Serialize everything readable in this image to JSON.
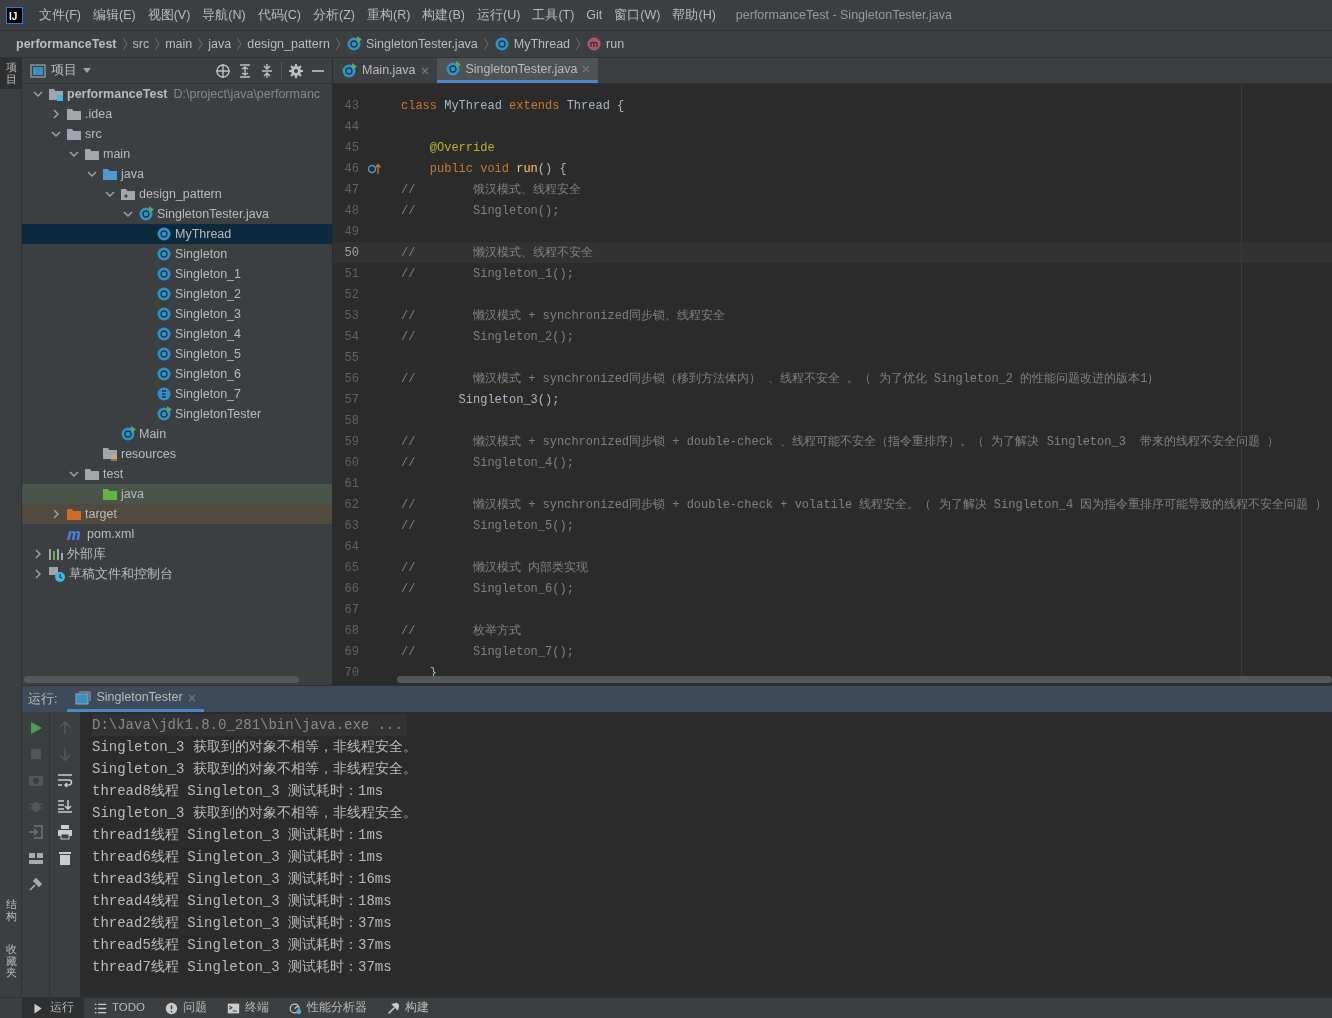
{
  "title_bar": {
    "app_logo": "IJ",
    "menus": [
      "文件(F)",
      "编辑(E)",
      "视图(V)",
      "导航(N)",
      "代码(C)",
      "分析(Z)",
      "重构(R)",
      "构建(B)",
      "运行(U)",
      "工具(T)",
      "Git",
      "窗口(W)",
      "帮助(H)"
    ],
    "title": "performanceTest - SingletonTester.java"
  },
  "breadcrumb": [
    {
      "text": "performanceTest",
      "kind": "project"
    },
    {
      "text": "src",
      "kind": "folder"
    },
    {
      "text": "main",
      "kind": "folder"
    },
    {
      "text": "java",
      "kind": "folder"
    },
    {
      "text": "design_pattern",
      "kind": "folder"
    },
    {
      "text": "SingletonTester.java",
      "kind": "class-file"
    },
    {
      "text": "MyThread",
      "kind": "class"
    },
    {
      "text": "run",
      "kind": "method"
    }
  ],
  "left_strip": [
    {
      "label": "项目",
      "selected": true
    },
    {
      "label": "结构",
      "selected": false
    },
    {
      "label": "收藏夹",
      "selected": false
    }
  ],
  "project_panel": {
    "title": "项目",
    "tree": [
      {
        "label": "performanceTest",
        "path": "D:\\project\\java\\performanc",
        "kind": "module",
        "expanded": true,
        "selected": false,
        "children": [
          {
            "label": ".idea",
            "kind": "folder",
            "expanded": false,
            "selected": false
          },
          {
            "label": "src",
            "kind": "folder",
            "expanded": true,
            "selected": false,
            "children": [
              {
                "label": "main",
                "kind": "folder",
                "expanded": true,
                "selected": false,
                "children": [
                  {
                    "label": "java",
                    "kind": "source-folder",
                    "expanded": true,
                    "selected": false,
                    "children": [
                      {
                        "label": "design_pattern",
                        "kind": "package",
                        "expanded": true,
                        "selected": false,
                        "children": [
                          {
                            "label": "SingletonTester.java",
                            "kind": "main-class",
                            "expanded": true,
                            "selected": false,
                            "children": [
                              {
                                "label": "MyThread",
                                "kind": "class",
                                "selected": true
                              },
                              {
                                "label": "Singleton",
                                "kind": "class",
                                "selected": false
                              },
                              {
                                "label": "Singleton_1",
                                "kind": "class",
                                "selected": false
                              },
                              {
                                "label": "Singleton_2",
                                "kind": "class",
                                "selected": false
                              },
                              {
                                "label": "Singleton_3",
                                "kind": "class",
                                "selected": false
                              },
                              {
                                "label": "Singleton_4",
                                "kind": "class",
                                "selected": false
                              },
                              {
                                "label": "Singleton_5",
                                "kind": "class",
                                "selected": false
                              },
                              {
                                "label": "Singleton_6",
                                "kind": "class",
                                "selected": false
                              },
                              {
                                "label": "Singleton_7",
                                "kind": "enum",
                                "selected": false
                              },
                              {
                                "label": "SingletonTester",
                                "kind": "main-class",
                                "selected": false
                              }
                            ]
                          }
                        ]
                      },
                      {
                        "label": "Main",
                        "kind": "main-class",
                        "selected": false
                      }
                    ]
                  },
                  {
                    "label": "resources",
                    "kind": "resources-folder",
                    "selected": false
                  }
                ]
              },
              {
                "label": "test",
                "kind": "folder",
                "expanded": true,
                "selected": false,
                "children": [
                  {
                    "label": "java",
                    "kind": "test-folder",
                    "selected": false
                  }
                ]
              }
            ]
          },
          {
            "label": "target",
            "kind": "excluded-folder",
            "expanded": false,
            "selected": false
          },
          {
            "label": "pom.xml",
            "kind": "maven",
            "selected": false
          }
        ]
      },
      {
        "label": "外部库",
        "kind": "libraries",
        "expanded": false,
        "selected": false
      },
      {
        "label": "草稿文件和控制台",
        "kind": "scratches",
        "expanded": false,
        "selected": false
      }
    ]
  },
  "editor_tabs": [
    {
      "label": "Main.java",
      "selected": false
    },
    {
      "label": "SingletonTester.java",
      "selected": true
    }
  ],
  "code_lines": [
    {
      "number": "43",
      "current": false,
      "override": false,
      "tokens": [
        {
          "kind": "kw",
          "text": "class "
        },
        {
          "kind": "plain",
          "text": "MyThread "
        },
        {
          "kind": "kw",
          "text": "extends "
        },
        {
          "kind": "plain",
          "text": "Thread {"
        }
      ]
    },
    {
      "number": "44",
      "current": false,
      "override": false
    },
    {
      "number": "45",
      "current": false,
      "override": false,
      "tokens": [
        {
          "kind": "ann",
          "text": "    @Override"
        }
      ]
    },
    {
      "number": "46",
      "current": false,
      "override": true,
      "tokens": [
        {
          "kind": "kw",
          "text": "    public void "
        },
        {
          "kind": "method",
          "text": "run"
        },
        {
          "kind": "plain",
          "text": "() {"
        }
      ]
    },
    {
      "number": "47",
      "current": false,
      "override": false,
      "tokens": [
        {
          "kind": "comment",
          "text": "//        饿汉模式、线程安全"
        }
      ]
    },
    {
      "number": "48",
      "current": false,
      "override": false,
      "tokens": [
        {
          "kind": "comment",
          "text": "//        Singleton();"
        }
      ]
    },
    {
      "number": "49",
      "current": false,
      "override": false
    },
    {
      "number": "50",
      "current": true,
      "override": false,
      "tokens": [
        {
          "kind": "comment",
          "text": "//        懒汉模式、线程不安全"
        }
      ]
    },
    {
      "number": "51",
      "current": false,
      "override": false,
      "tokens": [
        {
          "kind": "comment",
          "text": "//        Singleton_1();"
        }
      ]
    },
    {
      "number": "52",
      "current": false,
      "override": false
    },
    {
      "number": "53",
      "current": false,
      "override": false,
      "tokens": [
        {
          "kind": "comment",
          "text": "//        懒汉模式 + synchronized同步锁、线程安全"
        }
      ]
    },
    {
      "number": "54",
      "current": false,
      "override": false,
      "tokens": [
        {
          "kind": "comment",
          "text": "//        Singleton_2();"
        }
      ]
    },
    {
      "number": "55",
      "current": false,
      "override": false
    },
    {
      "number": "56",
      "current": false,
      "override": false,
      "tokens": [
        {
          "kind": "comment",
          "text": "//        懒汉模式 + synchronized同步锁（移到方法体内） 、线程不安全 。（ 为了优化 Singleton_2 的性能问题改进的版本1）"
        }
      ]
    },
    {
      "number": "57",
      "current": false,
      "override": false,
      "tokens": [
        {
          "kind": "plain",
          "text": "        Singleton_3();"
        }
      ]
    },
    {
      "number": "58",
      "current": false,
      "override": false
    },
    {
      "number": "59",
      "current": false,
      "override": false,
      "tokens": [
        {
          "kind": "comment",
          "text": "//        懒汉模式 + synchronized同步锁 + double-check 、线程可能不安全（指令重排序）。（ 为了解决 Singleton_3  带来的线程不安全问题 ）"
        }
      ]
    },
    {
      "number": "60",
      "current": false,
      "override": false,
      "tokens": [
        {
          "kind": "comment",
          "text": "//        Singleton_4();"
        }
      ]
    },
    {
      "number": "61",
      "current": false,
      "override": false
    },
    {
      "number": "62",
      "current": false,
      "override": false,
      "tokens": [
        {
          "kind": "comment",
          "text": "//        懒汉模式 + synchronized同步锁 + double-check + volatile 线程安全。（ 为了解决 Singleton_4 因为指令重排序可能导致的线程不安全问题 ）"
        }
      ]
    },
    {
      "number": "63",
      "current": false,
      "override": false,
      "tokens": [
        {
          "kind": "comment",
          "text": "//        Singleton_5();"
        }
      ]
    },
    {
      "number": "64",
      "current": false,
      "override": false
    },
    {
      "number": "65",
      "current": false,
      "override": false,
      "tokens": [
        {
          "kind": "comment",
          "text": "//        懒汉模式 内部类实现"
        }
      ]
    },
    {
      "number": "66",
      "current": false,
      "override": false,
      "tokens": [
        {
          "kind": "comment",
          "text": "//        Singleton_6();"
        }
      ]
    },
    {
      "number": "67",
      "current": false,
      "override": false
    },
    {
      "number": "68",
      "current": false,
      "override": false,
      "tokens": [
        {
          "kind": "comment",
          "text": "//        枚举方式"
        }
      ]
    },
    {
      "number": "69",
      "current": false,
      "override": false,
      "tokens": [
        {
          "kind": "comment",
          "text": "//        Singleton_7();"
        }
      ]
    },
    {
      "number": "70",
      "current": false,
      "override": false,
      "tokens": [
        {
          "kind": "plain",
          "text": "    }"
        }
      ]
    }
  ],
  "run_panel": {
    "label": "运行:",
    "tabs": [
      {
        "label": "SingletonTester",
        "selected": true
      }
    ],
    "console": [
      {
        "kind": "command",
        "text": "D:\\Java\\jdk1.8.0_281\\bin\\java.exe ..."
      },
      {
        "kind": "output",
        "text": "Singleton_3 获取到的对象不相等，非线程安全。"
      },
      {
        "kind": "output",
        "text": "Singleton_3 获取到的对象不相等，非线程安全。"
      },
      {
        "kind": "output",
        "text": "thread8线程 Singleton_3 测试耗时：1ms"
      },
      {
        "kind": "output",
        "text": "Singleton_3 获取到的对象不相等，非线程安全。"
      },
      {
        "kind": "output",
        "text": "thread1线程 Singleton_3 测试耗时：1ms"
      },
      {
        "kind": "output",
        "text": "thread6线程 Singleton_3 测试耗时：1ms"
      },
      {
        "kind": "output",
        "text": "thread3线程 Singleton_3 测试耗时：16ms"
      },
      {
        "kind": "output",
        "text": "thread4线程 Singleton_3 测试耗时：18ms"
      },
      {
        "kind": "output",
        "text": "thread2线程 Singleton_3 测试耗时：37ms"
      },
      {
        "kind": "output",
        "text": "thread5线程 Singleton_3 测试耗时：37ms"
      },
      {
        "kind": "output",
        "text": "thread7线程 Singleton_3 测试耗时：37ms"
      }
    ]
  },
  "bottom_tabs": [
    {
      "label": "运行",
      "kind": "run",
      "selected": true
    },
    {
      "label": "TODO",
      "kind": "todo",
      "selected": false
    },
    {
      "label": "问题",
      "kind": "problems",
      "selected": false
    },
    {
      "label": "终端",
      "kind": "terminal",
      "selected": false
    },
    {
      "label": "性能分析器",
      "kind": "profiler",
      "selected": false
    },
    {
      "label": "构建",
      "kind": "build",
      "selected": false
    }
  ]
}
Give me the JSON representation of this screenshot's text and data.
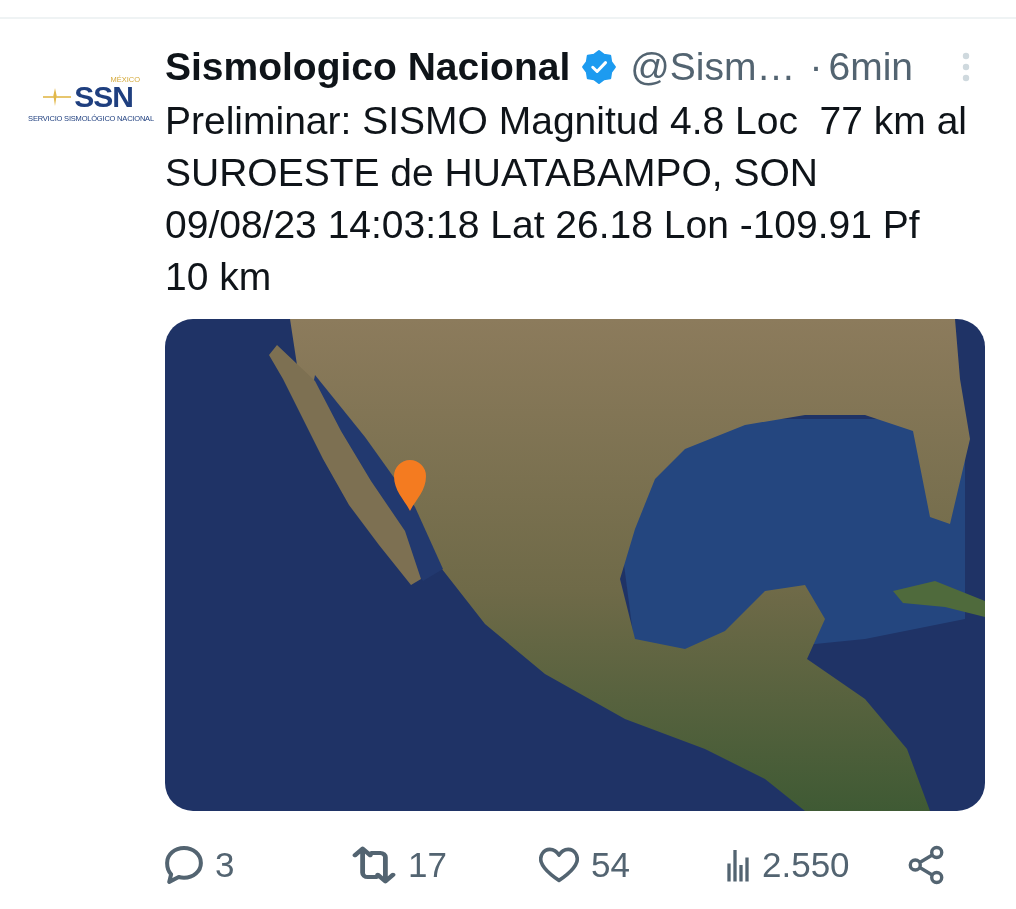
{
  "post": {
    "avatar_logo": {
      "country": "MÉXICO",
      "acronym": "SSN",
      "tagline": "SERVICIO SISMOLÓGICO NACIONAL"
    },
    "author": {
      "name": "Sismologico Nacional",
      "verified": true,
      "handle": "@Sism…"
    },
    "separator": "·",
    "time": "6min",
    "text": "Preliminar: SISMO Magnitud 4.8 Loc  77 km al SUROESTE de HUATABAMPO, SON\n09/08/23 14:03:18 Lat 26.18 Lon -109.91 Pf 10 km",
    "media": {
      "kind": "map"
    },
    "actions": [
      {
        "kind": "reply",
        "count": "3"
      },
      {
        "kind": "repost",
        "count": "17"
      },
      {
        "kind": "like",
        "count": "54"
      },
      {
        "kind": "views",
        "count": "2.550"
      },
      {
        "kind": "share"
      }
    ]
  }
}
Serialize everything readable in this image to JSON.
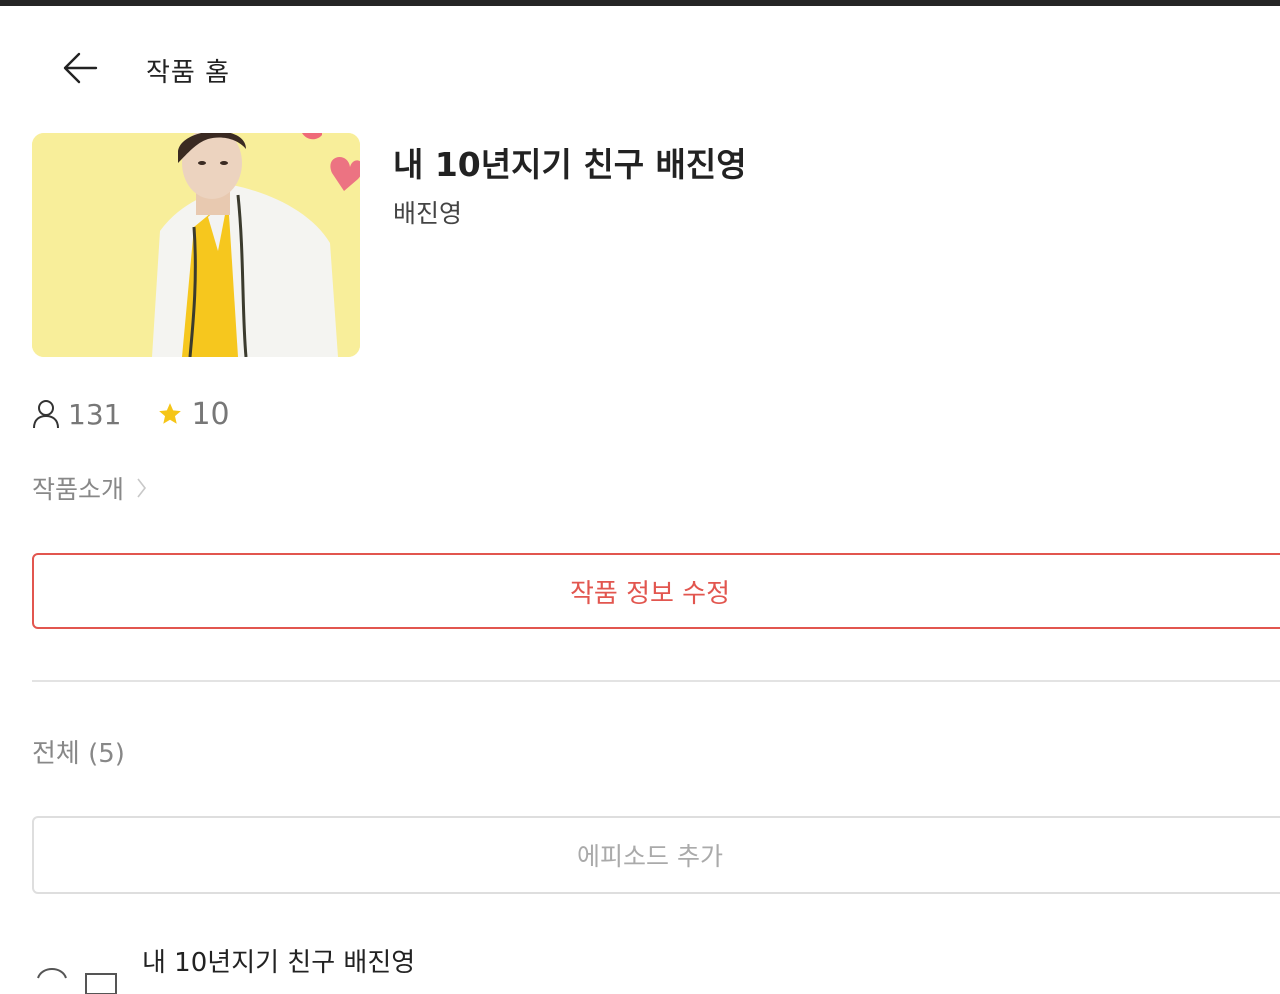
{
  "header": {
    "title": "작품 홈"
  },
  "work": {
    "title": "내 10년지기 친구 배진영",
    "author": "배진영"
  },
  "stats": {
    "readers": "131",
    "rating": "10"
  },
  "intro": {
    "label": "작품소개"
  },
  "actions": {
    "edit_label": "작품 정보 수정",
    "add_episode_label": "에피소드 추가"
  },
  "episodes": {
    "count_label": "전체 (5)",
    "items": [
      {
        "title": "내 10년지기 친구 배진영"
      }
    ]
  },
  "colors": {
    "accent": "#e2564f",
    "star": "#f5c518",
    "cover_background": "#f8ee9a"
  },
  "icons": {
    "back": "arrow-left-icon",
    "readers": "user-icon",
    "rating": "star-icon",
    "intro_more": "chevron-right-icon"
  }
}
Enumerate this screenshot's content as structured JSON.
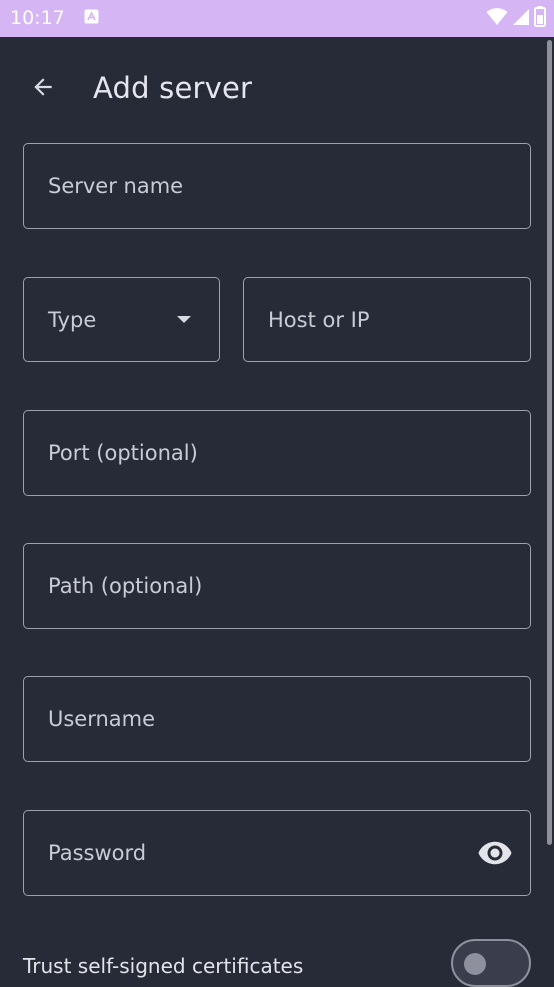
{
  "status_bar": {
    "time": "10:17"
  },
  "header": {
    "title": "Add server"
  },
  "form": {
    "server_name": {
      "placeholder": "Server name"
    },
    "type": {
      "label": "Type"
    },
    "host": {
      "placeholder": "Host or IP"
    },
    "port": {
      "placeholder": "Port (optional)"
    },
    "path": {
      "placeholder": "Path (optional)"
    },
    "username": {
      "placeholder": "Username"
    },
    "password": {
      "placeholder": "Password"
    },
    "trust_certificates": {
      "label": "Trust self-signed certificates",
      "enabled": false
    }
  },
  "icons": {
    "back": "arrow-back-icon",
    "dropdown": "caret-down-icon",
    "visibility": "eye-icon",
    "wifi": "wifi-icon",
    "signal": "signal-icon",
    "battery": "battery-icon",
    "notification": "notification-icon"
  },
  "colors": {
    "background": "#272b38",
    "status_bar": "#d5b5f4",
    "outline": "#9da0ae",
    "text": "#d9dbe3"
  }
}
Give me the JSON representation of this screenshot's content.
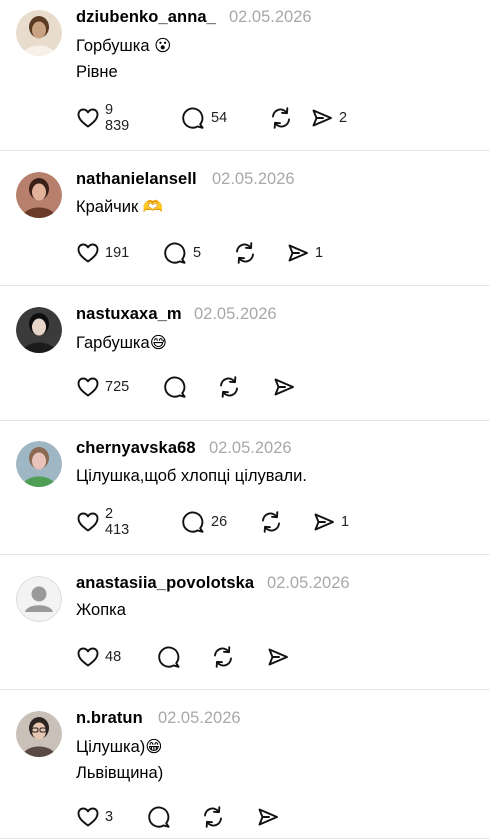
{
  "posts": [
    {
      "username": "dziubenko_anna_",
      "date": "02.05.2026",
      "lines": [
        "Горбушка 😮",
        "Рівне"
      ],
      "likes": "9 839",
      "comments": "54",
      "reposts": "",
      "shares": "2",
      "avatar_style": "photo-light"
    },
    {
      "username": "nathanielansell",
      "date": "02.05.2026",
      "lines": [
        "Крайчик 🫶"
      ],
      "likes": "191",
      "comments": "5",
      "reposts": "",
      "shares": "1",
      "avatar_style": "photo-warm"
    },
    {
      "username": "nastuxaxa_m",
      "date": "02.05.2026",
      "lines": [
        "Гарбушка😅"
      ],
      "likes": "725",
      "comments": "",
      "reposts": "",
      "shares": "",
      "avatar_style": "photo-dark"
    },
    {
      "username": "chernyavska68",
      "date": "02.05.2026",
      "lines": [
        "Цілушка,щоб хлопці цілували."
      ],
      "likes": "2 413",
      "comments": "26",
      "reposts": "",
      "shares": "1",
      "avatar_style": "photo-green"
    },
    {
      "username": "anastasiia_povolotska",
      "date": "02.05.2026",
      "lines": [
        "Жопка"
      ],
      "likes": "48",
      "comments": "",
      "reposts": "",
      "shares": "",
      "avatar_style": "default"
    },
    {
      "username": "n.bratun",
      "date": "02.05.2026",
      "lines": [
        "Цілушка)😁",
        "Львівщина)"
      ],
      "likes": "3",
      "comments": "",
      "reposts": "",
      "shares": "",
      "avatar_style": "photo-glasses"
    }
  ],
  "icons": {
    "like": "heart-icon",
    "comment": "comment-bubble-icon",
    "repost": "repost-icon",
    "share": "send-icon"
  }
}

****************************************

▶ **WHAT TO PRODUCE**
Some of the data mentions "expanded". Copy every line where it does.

▶ **WRITTEN RESPONSE**
        "expanded": true,
            "expanded": false,
            "expanded": true,
                "expanded": true,
                    "expanded": true,
                        "expanded": true,
                            "expanded": true,
                "expanded": true,
            "expanded": false,
        "expanded": false,
        "expanded": false,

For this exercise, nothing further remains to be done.